Social Service Development
Established to organize the charitable services of the diocese on a sound financial basis, the Catholic Charities Corporation freed the Sisters from the constant struggle of trying to raise sufficient funds while caring for the sick and unfortunate. One of the first acts of Catholic Charities in 1925 was to relocate all the orphans cared for by the Sisters at Saint Vincent and at Saint Louis Orphanages on 180 acres which became known as Parmadale, the nation’s first cottage plan home for dependent children.
The years surrounding the centennial of the Community witnessed the expansion of Charity and Saint Thomas Hospitals; the building of Timken Mercy Hospital and subsequent consolidation of Little Flower Hospital with Mercy; the development of a new Saint Ann Hospital separate from De Paul Infant Home. In addition Sisters continued on the faculty of Saint John College School of Nursing; engaged in Confraternity of Christian Doctrine work in parishes and missions; and cared for pre school children at Saint Edward Home, across from Parmadale. The growing needs of the Community were met by purchase of 350 acres in Richfield for a new Motherhouse, completed in 1957, to train the young sisters and care for the retired.
WIDENING HORIZONS: 1951-2010
If the first fifty years of the Sisters of Charity of St. Augustine were those of birth and beginnings, the second half century saw growth and expansion. Amid the complexities of the late twentieth century and the new twenty-first century, these last fifty-seven years seem marked by maturity and evaluation.
Pope John XXIII, in opening the Second Vatican Council in the fall of 1962, called the whole Church to renew itself in order “to be found increasingly faithful to the gospel of Christ.” The Sisters of Charity, like all religious communities, revitalized themselves by returning to the sources of all Christian life and to the original inspiration of its founders, making necessary adjustments in their living and service, adapting to the conditions of the times.
THE MISSION CONTINUES: 2010+
Although the number of sisters may be smaller, their vitality and initiative for establishing new services, continues the long tradition of meeting emerging needs. For example, the Open House in Cleveland, for persons with AIDS and their families, is now merged into other programs; the Interfaith Wellness Center in Irvine, Kentucky for health needs in Appalachia; the Catholic Worker House in Akron, particularly for Spanish-speaking immigrants; Joseph’s Home, a short term residence for homeless in the Cleveland inner city who have been released from the hospital; and Centering Space, for spiritual reflection, were all begun by the sisters and their collaborators in the last two decades. Among other ministries, our sisters have also become involved in the efforts against human trafficking.

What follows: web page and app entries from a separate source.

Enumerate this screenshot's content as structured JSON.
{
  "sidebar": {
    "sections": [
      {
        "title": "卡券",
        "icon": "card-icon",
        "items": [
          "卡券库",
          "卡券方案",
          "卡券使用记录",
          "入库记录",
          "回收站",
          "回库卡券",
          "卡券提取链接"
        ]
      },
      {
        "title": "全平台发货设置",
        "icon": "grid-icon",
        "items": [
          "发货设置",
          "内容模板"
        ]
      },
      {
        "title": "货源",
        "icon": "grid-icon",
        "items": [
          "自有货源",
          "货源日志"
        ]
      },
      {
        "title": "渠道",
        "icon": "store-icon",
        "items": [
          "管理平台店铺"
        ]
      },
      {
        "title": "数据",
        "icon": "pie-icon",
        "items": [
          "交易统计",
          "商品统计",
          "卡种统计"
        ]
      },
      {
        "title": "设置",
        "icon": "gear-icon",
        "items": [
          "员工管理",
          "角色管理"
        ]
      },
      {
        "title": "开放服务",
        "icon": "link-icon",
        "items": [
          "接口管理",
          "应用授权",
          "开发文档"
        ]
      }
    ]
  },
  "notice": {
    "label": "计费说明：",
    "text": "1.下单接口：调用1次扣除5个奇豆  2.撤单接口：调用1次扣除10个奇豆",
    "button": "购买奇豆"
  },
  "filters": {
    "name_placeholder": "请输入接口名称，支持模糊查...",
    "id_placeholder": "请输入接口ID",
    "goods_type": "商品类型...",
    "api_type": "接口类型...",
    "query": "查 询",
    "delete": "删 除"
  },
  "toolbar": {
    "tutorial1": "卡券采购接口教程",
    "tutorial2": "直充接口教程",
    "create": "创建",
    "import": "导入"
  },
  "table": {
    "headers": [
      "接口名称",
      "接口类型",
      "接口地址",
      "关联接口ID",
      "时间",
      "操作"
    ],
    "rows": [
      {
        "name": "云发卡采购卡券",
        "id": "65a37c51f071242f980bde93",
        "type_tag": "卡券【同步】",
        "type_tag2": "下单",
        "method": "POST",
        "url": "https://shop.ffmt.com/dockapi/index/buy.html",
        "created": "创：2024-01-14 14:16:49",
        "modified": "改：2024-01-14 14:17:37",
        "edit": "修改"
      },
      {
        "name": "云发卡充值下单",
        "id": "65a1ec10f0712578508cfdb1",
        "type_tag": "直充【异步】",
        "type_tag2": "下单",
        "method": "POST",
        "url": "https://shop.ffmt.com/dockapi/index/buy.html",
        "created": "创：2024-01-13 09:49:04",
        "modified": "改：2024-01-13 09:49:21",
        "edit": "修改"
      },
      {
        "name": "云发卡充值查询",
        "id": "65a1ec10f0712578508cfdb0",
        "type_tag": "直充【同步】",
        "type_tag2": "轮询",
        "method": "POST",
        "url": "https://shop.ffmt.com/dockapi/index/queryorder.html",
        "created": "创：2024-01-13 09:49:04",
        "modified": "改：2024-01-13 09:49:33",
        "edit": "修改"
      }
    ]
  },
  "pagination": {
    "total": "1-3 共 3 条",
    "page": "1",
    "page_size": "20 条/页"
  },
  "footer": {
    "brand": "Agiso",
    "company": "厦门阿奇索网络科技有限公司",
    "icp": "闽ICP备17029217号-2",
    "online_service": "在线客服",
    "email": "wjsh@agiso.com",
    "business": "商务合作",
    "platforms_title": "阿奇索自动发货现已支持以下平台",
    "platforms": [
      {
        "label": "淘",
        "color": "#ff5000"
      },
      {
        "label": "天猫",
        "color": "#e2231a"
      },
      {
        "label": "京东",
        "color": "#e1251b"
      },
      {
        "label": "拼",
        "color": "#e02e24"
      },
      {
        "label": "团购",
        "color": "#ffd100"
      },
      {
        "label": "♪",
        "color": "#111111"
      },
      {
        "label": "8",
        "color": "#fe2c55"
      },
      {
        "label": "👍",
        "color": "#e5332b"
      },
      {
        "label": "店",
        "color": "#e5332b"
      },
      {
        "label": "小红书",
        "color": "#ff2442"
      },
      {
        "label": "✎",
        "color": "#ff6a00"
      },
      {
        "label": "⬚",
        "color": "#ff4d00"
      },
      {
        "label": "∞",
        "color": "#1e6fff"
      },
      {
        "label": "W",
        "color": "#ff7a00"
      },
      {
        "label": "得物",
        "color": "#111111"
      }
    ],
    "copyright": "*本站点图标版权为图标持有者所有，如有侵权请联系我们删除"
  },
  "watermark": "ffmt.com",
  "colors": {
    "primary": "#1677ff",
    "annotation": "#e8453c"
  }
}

Sr. Mary Denis Maher, CSA, PhD; Archivist
Enjoy a video summarizing the history of the Sisters of Charity of St. Augustine, provided by the Sisters of Charity Health System: